* REQUIREMENT:
Would it be possible to reproduce every entry exactly, please?

(Beginning of PROVIDED DATA)

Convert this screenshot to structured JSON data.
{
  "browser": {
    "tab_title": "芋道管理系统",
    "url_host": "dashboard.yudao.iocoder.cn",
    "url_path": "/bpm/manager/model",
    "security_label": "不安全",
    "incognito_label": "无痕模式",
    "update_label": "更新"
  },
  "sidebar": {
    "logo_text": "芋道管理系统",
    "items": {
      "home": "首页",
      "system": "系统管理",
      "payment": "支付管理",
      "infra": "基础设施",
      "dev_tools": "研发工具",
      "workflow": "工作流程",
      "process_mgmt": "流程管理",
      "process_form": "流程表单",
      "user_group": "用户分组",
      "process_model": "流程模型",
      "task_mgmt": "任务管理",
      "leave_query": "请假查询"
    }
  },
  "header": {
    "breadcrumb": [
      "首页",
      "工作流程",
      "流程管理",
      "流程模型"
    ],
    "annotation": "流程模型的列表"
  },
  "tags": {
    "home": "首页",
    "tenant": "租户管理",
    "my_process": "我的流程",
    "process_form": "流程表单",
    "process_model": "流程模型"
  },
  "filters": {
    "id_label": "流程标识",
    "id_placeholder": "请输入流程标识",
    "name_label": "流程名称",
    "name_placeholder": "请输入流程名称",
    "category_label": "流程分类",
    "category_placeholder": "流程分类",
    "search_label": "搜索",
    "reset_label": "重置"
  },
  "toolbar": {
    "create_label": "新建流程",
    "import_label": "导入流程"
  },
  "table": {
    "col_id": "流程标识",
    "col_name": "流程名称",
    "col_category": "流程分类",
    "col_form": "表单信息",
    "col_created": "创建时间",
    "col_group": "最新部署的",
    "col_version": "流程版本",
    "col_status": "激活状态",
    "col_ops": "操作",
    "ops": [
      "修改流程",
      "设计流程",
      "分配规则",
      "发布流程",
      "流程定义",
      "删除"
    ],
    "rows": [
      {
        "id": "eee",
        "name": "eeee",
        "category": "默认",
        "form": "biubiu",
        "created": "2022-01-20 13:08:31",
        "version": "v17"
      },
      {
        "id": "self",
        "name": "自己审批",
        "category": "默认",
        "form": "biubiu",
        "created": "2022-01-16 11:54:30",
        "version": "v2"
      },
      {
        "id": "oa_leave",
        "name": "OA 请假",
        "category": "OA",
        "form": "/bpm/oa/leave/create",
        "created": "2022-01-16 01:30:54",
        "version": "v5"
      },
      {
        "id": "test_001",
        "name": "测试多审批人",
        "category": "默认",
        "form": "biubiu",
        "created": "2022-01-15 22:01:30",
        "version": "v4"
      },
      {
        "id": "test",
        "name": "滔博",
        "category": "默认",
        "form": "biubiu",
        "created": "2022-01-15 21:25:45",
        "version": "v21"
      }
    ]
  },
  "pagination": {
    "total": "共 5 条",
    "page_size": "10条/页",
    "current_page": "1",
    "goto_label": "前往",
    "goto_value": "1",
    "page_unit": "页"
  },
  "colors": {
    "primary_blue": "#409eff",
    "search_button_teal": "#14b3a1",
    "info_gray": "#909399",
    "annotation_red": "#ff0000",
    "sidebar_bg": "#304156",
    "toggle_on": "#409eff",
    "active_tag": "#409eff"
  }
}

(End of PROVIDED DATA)

* ANSWER TO THIS EXERCISE:
Convert this screenshot to structured JSON data.
{
  "browser": {
    "tab_title": "芋道管理系统",
    "url_host": "dashboard.yudao.iocoder.cn",
    "url_path": "/bpm/manager/model",
    "security_label": "不安全",
    "incognito_label": "无痕模式",
    "update_label": "更新"
  },
  "sidebar": {
    "logo_text": "芋道管理系统",
    "items": {
      "home": "首页",
      "system": "系统管理",
      "payment": "支付管理",
      "infra": "基础设施",
      "dev_tools": "研发工具",
      "workflow": "工作流程",
      "process_mgmt": "流程管理",
      "process_form": "流程表单",
      "user_group": "用户分组",
      "process_model": "流程模型",
      "task_mgmt": "任务管理",
      "leave_query": "请假查询"
    }
  },
  "header": {
    "breadcrumb": [
      "首页",
      "工作流程",
      "流程管理",
      "流程模型"
    ],
    "annotation": "流程模型的列表"
  },
  "tags": {
    "home": "首页",
    "tenant": "租户管理",
    "my_process": "我的流程",
    "process_form": "流程表单",
    "process_model": "流程模型"
  },
  "filters": {
    "id_label": "流程标识",
    "id_placeholder": "请输入流程标识",
    "name_label": "流程名称",
    "name_placeholder": "请输入流程名称",
    "category_label": "流程分类",
    "category_placeholder": "流程分类",
    "search_label": "搜索",
    "reset_label": "重置"
  },
  "toolbar": {
    "create_label": "新建流程",
    "import_label": "导入流程"
  },
  "table": {
    "col_id": "流程标识",
    "col_name": "流程名称",
    "col_category": "流程分类",
    "col_form": "表单信息",
    "col_created": "创建时间",
    "col_group": "最新部署的",
    "col_version": "流程版本",
    "col_status": "激活状态",
    "col_ops": "操作",
    "ops": [
      "修改流程",
      "设计流程",
      "分配规则",
      "发布流程",
      "流程定义",
      "删除"
    ],
    "rows": [
      {
        "id": "eee",
        "name": "eeee",
        "category": "默认",
        "form": "biubiu",
        "created": "2022-01-20 13:08:31",
        "version": "v17"
      },
      {
        "id": "self",
        "name": "自己审批",
        "category": "默认",
        "form": "biubiu",
        "created": "2022-01-16 11:54:30",
        "version": "v2"
      },
      {
        "id": "oa_leave",
        "name": "OA 请假",
        "category": "OA",
        "form": "/bpm/oa/leave/create",
        "created": "2022-01-16 01:30:54",
        "version": "v5"
      },
      {
        "id": "test_001",
        "name": "测试多审批人",
        "category": "默认",
        "form": "biubiu",
        "created": "2022-01-15 22:01:30",
        "version": "v4"
      },
      {
        "id": "test",
        "name": "滔博",
        "category": "默认",
        "form": "biubiu",
        "created": "2022-01-15 21:25:45",
        "version": "v21"
      }
    ]
  },
  "pagination": {
    "total": "共 5 条",
    "page_size": "10条/页",
    "current_page": "1",
    "goto_label": "前往",
    "goto_value": "1",
    "page_unit": "页"
  },
  "colors": {
    "primary_blue": "#409eff",
    "search_button_teal": "#14b3a1",
    "info_gray": "#909399",
    "annotation_red": "#ff0000",
    "sidebar_bg": "#304156",
    "toggle_on": "#409eff",
    "active_tag": "#409eff"
  }
}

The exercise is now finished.